The nation was clothed with ample powers... (Quotation)

Quotation: "The nation was clothed with ample powers to maintain its own supremacy and life forever -- with its foundation upon the White Race, Christianity, and a Republican form of government. If this nation does not like a planet, revolve in orbit around this "trinity," the nation's purpose for existence will have ceased to exist and though its Union is preserved, it will exist only as a Dummy."

Variations: None known.

Sources consulted: (searching on the words/phrases: "clothed with ample powers," "white race," "revolve in orbit," "union is preserved," and "dummy")

  1. Monticello website
  2. Papers of Thomas Jefferson: Digital Edition
  3. Ford's Works of Thomas Jefferson
  4. Lipscomb & Bergh's Writings of Thomas Jefferson via Google Books
  5. Thomas Jefferson Retirement Papers

Earliest known appearance in print: No appearances in print found. [1]

Earliest known appearance in print, attributed to Thomas Jefferson: See above.

Other attributions: None known.

Status: We have not found any evidence that Thomas Jefferson said or wrote, "The nation was clothed with ample powers to maintain its own supremacy and life forever -- with its foundation upon the White Race, Christianity, and a Republican form of government.
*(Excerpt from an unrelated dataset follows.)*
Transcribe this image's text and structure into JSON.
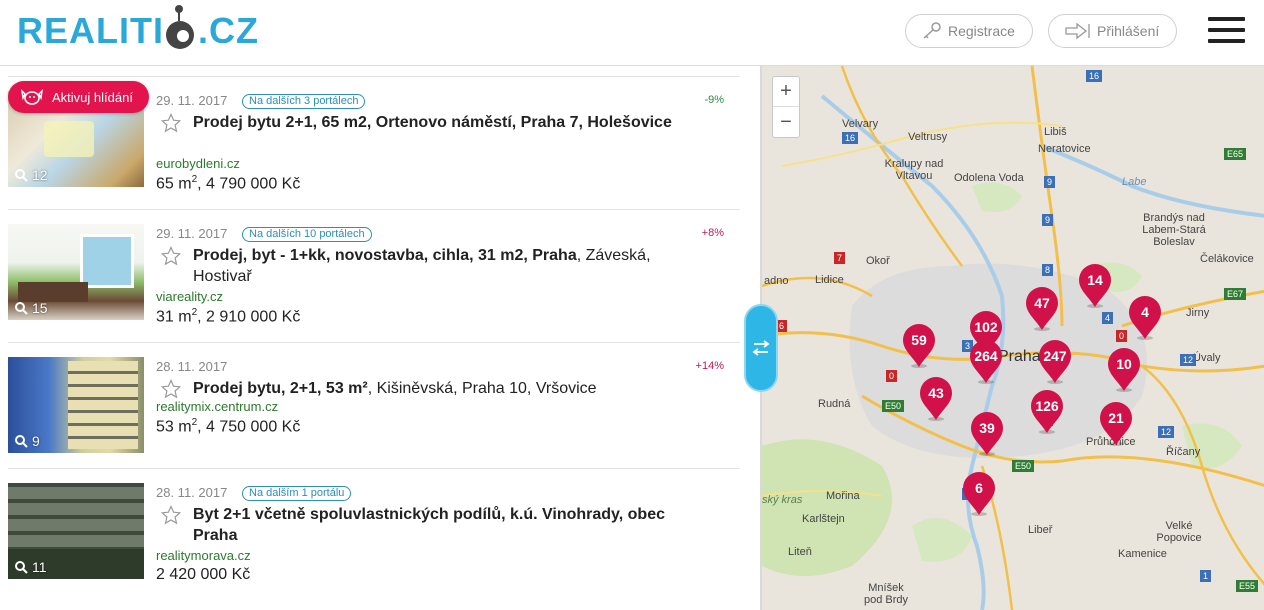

If this nation does not like a planet, revolve in orbit around this 'trinity,' the nation's purpose for existence will have ceased to exist and though its Union is preserved, it will exist only as a Dummy" or anything similar. Something very similar to the first sentence can be found in a book published in 1862: "...a republic, representing the sovereign majesty of the whole nation, clothed with ample powers to maintain its supremacy forever."[2]

Footnotes

  1. To establish the earliest appearance of this phrase in print, the following sources were searched for the phrases: "clothed with ample powers to maintain its own supremacy" and "the nation's purpose for existence will have ceased to exist": Google Books, Google Scholar, Amazon.com, Internet Archive, JSTOR.
  2. William Whiting, War Powers of the President and the Legislative Powers of Congress in Relation to Rebellion, Treason and Slavery (Boston: John L. Shorey, 1862), 8.

Tag this

None
Login or register to tag items

Add comment

Login or register to post comments